by Aimee Kennedy, Vice-President of Education, STEM Learning and Philanthropy at Battelle
Every year, the Connect for Success conference brings more than 1,200 educators to Columbus to lay the groundwork for the coming school year.
The organizer, Battelle For Kids, has issued a call for presenters to the conference in June 2016. We’ll be helping out at the conference again this year, aiming to add our knowledge to recruit and guide great presentations on the impact of effective STEM.
If you’re thinking about applying, here are my three takeaways from looking back on STEM at last year’s Connect for Success conference.
#1: Educators (like kids) learn by doing. One of our most popular panels was a demonstration by Dayton Early College Academy and Reynoldsburg’s Summit Elementary about how to plan and execute a design challenge. You can read about the experience of one attendee here (Solo cups, shopping carts and science) For me, it was just another reminder that there’s no substitute for grounding something you learn in your own context. For design challenges, that means trying one out and writing up a plan to use when you return home.
— OSLN (@OSLN) June 15, 2015
#2: Multiple perspectives make for better presentations. Another one of my personal favorite presentations from last year’s conference featured Marysville principal Kathy McKinniss. Kathy kicked off her talk by laying out the basics of her school and then, with complete confidence, handed the mic over to her teachers. They did a phenomenal job explaining the school’s “non-negotiables” and Kathy simply jumped in when helpful to add some context as the school’s leader.
#3: There are incredible innovations happening in schools. We just have to find them. Time and time again, I see STEM schools reinventing the playbook of education. At L&N STEM Academy, the school implemented a lunchtime “Genius hour” where students propose and plan new collaborative projects. Metro Early College High School formed the model for 20+ Ohio STEM schools. Now, they’ve launched a new school called Metro Institute of Technology where students attend for five years to graduate high school with an associates degree or other college credential. And there’s so much more out there.

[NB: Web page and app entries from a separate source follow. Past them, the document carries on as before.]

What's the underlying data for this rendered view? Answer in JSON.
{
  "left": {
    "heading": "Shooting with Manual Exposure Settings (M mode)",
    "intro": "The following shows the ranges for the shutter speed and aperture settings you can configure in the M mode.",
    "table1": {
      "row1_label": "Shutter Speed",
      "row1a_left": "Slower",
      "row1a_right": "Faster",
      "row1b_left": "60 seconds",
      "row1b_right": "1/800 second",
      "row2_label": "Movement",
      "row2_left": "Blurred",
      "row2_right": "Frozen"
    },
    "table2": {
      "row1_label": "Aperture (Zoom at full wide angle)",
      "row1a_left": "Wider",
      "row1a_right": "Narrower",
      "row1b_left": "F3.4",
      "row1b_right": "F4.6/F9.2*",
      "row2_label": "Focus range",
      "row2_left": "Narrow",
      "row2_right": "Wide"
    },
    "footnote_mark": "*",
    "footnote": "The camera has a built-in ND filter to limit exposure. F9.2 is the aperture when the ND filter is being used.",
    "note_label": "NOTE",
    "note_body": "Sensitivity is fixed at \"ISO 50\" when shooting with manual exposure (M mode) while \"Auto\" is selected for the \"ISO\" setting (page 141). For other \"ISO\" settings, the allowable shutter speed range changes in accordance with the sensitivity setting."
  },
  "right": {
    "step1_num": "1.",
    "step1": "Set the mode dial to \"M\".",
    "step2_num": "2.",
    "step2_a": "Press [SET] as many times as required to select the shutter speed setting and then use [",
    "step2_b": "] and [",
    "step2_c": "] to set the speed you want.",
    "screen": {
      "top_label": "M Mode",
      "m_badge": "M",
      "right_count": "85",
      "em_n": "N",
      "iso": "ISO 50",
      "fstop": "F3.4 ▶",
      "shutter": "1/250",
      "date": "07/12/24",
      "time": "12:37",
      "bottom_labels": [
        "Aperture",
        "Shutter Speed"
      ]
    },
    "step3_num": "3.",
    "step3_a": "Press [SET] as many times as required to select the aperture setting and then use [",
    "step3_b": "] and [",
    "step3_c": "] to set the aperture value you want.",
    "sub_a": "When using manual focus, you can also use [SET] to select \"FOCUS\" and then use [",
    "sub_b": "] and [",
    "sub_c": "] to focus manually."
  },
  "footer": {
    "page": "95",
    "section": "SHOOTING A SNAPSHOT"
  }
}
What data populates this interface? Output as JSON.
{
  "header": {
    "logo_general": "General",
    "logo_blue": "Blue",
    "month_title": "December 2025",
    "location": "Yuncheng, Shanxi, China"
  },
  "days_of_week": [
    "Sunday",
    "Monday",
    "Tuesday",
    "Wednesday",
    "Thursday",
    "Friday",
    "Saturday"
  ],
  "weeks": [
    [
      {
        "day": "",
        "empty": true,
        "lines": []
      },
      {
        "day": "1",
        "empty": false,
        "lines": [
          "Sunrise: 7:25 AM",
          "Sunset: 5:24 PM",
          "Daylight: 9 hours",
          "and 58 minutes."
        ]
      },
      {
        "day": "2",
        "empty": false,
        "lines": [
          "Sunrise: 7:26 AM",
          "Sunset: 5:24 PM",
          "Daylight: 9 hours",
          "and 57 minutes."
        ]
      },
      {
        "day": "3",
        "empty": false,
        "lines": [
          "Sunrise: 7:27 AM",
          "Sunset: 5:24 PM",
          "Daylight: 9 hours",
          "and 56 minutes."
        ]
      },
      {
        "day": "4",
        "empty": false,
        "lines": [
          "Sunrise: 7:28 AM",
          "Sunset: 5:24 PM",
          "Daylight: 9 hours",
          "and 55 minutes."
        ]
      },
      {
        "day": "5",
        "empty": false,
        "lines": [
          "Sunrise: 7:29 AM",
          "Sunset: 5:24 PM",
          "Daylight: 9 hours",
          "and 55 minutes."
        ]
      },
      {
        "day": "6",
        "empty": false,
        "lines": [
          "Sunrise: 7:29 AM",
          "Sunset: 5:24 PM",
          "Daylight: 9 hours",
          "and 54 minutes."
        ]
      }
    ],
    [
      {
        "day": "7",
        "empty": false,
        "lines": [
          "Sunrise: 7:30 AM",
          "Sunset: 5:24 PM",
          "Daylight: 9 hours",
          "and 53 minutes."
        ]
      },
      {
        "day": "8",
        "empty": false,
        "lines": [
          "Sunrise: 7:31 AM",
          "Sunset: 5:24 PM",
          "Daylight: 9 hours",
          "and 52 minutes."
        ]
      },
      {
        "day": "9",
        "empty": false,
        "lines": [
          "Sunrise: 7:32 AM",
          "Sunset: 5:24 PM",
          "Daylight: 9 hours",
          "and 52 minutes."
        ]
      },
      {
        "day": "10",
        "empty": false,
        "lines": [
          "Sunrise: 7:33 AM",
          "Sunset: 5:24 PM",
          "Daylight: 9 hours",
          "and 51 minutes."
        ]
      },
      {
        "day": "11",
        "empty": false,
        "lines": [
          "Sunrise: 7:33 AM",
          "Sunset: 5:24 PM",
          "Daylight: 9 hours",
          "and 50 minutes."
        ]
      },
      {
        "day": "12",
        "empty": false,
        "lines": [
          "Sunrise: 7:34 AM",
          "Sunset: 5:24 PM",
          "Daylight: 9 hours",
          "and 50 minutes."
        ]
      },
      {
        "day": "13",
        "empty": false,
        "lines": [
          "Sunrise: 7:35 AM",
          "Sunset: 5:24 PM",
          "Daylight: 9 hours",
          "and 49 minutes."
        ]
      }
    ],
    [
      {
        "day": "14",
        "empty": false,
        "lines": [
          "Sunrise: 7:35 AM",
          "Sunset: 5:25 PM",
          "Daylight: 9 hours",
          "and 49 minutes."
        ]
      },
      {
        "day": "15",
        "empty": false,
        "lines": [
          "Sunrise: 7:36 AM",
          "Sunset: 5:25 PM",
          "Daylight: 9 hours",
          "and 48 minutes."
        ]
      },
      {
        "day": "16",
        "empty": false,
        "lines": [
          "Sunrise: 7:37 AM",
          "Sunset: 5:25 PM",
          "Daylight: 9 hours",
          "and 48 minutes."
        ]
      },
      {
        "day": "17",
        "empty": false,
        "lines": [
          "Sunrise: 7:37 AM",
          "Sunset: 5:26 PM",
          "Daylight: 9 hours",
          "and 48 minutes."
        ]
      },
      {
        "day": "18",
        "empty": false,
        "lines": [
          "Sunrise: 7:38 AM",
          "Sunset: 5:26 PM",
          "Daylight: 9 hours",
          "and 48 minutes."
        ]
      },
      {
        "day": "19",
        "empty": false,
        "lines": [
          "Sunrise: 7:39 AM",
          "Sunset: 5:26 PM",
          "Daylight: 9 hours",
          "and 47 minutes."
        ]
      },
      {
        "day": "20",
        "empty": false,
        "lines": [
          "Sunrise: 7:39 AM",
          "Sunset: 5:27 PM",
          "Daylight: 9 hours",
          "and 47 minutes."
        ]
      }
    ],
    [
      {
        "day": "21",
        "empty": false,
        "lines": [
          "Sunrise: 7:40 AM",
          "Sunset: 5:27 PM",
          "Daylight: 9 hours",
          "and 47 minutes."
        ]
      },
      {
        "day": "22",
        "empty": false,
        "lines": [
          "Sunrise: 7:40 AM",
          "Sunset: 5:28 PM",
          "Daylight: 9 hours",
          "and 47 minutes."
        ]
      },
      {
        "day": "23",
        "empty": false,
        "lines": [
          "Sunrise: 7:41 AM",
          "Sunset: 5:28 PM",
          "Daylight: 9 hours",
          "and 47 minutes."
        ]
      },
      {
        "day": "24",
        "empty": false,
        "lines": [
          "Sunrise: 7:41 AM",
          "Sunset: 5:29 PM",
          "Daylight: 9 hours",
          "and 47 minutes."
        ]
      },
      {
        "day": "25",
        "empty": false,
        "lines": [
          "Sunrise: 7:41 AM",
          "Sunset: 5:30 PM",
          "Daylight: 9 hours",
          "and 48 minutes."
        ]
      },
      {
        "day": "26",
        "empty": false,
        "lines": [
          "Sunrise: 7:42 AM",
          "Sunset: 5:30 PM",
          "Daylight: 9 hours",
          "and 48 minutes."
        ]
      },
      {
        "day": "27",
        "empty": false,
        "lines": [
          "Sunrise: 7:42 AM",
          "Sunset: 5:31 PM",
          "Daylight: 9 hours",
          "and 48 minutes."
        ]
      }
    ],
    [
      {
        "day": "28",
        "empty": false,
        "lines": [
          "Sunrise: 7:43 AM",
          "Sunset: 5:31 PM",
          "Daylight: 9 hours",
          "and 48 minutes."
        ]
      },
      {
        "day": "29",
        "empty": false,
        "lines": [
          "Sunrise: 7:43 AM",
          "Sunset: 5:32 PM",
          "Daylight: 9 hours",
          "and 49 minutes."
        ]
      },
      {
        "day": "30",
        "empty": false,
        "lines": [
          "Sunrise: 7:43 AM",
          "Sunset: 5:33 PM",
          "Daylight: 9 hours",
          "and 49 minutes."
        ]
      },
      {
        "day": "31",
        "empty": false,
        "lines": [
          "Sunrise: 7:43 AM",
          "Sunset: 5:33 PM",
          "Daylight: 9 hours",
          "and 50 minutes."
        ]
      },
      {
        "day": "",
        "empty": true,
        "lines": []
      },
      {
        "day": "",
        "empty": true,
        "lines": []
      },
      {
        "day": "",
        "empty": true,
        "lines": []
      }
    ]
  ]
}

What can we learn from your school or program? Apply by November 30 to show us.